Collected data
═══

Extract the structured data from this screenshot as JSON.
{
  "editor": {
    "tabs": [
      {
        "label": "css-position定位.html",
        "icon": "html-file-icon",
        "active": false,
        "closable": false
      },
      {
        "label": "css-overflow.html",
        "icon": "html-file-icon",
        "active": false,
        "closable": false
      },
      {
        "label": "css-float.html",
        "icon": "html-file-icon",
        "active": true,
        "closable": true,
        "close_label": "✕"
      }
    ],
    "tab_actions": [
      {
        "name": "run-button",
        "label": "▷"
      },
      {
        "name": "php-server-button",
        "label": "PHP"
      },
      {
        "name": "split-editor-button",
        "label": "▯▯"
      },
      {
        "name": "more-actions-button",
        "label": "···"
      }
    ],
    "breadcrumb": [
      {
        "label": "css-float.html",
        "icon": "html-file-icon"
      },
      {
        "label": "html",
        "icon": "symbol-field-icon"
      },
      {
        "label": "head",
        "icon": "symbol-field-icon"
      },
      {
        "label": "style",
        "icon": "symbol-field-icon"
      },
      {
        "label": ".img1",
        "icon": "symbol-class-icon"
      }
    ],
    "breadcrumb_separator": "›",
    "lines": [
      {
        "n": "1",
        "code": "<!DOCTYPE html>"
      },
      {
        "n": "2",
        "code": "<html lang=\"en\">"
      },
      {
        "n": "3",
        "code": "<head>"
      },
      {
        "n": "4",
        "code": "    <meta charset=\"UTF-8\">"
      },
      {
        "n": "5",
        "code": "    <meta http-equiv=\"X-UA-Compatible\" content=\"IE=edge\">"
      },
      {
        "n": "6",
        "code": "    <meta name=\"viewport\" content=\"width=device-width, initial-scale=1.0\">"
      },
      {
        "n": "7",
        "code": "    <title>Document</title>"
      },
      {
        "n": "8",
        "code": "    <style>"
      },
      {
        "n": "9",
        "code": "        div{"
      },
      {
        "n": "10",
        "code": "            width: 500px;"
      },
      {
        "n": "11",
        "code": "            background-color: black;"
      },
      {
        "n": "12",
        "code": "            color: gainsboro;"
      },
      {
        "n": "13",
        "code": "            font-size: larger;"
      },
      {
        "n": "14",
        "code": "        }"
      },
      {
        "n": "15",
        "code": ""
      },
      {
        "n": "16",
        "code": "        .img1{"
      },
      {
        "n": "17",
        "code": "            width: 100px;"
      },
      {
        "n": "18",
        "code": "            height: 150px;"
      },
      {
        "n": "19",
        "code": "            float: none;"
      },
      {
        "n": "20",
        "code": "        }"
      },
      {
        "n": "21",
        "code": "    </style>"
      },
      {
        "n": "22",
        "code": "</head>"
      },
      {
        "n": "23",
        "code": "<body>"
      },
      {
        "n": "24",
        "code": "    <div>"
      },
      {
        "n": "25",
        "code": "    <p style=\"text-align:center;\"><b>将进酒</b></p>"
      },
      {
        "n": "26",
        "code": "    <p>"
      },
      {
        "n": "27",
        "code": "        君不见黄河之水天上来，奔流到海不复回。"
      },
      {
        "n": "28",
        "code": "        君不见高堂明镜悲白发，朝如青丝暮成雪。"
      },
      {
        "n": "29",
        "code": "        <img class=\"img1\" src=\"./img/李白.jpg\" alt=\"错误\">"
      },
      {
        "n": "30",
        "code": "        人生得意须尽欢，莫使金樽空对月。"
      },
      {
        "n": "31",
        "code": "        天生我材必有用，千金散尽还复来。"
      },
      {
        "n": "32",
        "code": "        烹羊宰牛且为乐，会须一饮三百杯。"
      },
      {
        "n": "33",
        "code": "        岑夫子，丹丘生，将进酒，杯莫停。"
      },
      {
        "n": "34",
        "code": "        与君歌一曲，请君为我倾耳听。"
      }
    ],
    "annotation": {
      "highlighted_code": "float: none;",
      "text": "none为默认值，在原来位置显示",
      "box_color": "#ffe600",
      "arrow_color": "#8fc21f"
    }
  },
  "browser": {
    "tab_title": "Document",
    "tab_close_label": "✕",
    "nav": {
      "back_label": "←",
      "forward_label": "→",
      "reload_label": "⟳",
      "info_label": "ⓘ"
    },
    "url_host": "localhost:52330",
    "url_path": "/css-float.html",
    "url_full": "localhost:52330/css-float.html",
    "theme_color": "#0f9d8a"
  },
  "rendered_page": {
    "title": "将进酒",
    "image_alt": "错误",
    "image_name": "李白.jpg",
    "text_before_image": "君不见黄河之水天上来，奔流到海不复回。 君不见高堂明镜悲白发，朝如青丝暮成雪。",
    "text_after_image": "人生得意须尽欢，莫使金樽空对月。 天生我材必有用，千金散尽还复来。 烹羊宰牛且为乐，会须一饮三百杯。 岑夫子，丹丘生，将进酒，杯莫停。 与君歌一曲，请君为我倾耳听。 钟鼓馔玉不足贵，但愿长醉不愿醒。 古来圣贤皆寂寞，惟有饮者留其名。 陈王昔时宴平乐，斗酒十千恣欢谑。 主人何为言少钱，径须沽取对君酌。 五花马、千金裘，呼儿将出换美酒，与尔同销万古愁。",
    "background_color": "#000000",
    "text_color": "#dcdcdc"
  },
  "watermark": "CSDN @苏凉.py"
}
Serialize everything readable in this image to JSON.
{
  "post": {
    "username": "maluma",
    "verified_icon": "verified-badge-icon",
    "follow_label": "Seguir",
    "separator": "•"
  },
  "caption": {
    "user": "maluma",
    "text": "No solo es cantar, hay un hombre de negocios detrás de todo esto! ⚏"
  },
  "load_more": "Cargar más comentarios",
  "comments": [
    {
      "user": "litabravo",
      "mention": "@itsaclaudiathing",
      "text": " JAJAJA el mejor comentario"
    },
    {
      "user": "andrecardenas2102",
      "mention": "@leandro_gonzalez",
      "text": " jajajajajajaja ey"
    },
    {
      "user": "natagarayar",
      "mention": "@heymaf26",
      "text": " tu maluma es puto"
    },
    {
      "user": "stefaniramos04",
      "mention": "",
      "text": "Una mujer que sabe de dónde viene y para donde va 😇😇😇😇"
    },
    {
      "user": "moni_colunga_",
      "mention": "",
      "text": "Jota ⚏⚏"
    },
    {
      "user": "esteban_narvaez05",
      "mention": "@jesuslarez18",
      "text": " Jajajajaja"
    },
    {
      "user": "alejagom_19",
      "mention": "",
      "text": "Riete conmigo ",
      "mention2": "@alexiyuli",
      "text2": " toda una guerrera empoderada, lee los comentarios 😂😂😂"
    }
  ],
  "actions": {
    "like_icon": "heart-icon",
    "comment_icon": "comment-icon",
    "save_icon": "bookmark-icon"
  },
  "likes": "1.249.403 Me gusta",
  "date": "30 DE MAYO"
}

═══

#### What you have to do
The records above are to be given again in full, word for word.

#### Written response
Extract the structured data from this screenshot as JSON.
{
  "editor": {
    "tabs": [
      {
        "label": "css-position定位.html",
        "icon": "html-file-icon",
        "active": false,
        "closable": false
      },
      {
        "label": "css-overflow.html",
        "icon": "html-file-icon",
        "active": false,
        "closable": false
      },
      {
        "label": "css-float.html",
        "icon": "html-file-icon",
        "active": true,
        "closable": true,
        "close_label": "✕"
      }
    ],
    "tab_actions": [
      {
        "name": "run-button",
        "label": "▷"
      },
      {
        "name": "php-server-button",
        "label": "PHP"
      },
      {
        "name": "split-editor-button",
        "label": "▯▯"
      },
      {
        "name": "more-actions-button",
        "label": "···"
      }
    ],
    "breadcrumb": [
      {
        "label": "css-float.html",
        "icon": "html-file-icon"
      },
      {
        "label": "html",
        "icon": "symbol-field-icon"
      },
      {
        "label": "head",
        "icon": "symbol-field-icon"
      },
      {
        "label": "style",
        "icon": "symbol-field-icon"
      },
      {
        "label": ".img1",
        "icon": "symbol-class-icon"
      }
    ],
    "breadcrumb_separator": "›",
    "lines": [
      {
        "n": "1",
        "code": "<!DOCTYPE html>"
      },
      {
        "n": "2",
        "code": "<html lang=\"en\">"
      },
      {
        "n": "3",
        "code": "<head>"
      },
      {
        "n": "4",
        "code": "    <meta charset=\"UTF-8\">"
      },
      {
        "n": "5",
        "code": "    <meta http-equiv=\"X-UA-Compatible\" content=\"IE=edge\">"
      },
      {
        "n": "6",
        "code": "    <meta name=\"viewport\" content=\"width=device-width, initial-scale=1.0\">"
      },
      {
        "n": "7",
        "code": "    <title>Document</title>"
      },
      {
        "n": "8",
        "code": "    <style>"
      },
      {
        "n": "9",
        "code": "        div{"
      },
      {
        "n": "10",
        "code": "            width: 500px;"
      },
      {
        "n": "11",
        "code": "            background-color: black;"
      },
      {
        "n": "12",
        "code": "            color: gainsboro;"
      },
      {
        "n": "13",
        "code": "            font-size: larger;"
      },
      {
        "n": "14",
        "code": "        }"
      },
      {
        "n": "15",
        "code": ""
      },
      {
        "n": "16",
        "code": "        .img1{"
      },
      {
        "n": "17",
        "code": "            width: 100px;"
      },
      {
        "n": "18",
        "code": "            height: 150px;"
      },
      {
        "n": "19",
        "code": "            float: none;"
      },
      {
        "n": "20",
        "code": "        }"
      },
      {
        "n": "21",
        "code": "    </style>"
      },
      {
        "n": "22",
        "code": "</head>"
      },
      {
        "n": "23",
        "code": "<body>"
      },
      {
        "n": "24",
        "code": "    <div>"
      },
      {
        "n": "25",
        "code": "    <p style=\"text-align:center;\"><b>将进酒</b></p>"
      },
      {
        "n": "26",
        "code": "    <p>"
      },
      {
        "n": "27",
        "code": "        君不见黄河之水天上来，奔流到海不复回。"
      },
      {
        "n": "28",
        "code": "        君不见高堂明镜悲白发，朝如青丝暮成雪。"
      },
      {
        "n": "29",
        "code": "        <img class=\"img1\" src=\"./img/李白.jpg\" alt=\"错误\">"
      },
      {
        "n": "30",
        "code": "        人生得意须尽欢，莫使金樽空对月。"
      },
      {
        "n": "31",
        "code": "        天生我材必有用，千金散尽还复来。"
      },
      {
        "n": "32",
        "code": "        烹羊宰牛且为乐，会须一饮三百杯。"
      },
      {
        "n": "33",
        "code": "        岑夫子，丹丘生，将进酒，杯莫停。"
      },
      {
        "n": "34",
        "code": "        与君歌一曲，请君为我倾耳听。"
      }
    ],
    "annotation": {
      "highlighted_code": "float: none;",
      "text": "none为默认值，在原来位置显示",
      "box_color": "#ffe600",
      "arrow_color": "#8fc21f"
    }
  },
  "browser": {
    "tab_title": "Document",
    "tab_close_label": "✕",
    "nav": {
      "back_label": "←",
      "forward_label": "→",
      "reload_label": "⟳",
      "info_label": "ⓘ"
    },
    "url_host": "localhost:52330",
    "url_path": "/css-float.html",
    "url_full": "localhost:52330/css-float.html",
    "theme_color": "#0f9d8a"
  },
  "rendered_page": {
    "title": "将进酒",
    "image_alt": "错误",
    "image_name": "李白.jpg",
    "text_before_image": "君不见黄河之水天上来，奔流到海不复回。 君不见高堂明镜悲白发，朝如青丝暮成雪。",
    "text_after_image": "人生得意须尽欢，莫使金樽空对月。 天生我材必有用，千金散尽还复来。 烹羊宰牛且为乐，会须一饮三百杯。 岑夫子，丹丘生，将进酒，杯莫停。 与君歌一曲，请君为我倾耳听。 钟鼓馔玉不足贵，但愿长醉不愿醒。 古来圣贤皆寂寞，惟有饮者留其名。 陈王昔时宴平乐，斗酒十千恣欢谑。 主人何为言少钱，径须沽取对君酌。 五花马、千金裘，呼儿将出换美酒，与尔同销万古愁。",
    "background_color": "#000000",
    "text_color": "#dcdcdc"
  },
  "watermark": "CSDN @苏凉.py"
}
Serialize everything readable in this image to JSON.
{
  "post": {
    "username": "maluma",
    "verified_icon": "verified-badge-icon",
    "follow_label": "Seguir",
    "separator": "•"
  },
  "caption": {
    "user": "maluma",
    "text": "No solo es cantar, hay un hombre de negocios detrás de todo esto! ⚏"
  },
  "load_more": "Cargar más comentarios",
  "comments": [
    {
      "user": "litabravo",
      "mention": "@itsaclaudiathing",
      "text": " JAJAJA el mejor comentario"
    },
    {
      "user": "andrecardenas2102",
      "mention": "@leandro_gonzalez",
      "text": " jajajajajajaja ey"
    },
    {
      "user": "natagarayar",
      "mention": "@heymaf26",
      "text": " tu maluma es puto"
    },
    {
      "user": "stefaniramos04",
      "mention": "",
      "text": "Una mujer que sabe de dónde viene y para donde va 😇😇😇😇"
    },
    {
      "user": "moni_colunga_",
      "mention": "",
      "text": "Jota ⚏⚏"
    },
    {
      "user": "esteban_narvaez05",
      "mention": "@jesuslarez18",
      "text": " Jajajajaja"
    },
    {
      "user": "alejagom_19",
      "mention": "",
      "text": "Riete conmigo ",
      "mention2": "@alexiyuli",
      "text2": " toda una guerrera empoderada, lee los comentarios 😂😂😂"
    }
  ],
  "actions": {
    "like_icon": "heart-icon",
    "comment_icon": "comment-icon",
    "save_icon": "bookmark-icon"
  },
  "likes": "1.249.403 Me gusta",
  "date": "30 DE MAYO"
}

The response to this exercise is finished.